### [Task item]
Gather every line below where "Corporate" appears.

### [Dataset rows describing interfaces]
§
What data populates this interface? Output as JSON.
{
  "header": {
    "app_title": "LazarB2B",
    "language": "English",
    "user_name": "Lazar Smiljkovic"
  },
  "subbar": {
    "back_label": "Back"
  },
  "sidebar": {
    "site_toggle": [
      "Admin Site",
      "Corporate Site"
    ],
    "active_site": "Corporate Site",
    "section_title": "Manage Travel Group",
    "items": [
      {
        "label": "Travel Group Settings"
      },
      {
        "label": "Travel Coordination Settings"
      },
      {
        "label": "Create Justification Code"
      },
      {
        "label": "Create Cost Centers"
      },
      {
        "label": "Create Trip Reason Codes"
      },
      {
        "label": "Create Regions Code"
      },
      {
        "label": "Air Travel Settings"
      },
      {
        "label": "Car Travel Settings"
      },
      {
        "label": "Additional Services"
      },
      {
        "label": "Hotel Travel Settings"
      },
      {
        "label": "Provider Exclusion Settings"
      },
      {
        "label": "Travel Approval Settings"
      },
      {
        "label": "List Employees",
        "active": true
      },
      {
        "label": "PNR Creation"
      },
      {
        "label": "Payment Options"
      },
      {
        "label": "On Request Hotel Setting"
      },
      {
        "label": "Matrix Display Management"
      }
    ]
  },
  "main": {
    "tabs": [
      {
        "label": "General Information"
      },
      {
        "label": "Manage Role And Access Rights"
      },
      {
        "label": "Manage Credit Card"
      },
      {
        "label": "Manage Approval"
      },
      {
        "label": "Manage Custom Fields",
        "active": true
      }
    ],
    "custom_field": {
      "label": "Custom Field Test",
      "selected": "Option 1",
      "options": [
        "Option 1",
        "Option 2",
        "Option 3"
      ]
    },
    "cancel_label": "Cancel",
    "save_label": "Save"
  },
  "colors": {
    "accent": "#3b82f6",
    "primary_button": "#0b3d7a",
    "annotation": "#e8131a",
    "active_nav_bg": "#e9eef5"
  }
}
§
### [Exercise answer]
      "Corporate Site"
    "active_site": "Corporate Site",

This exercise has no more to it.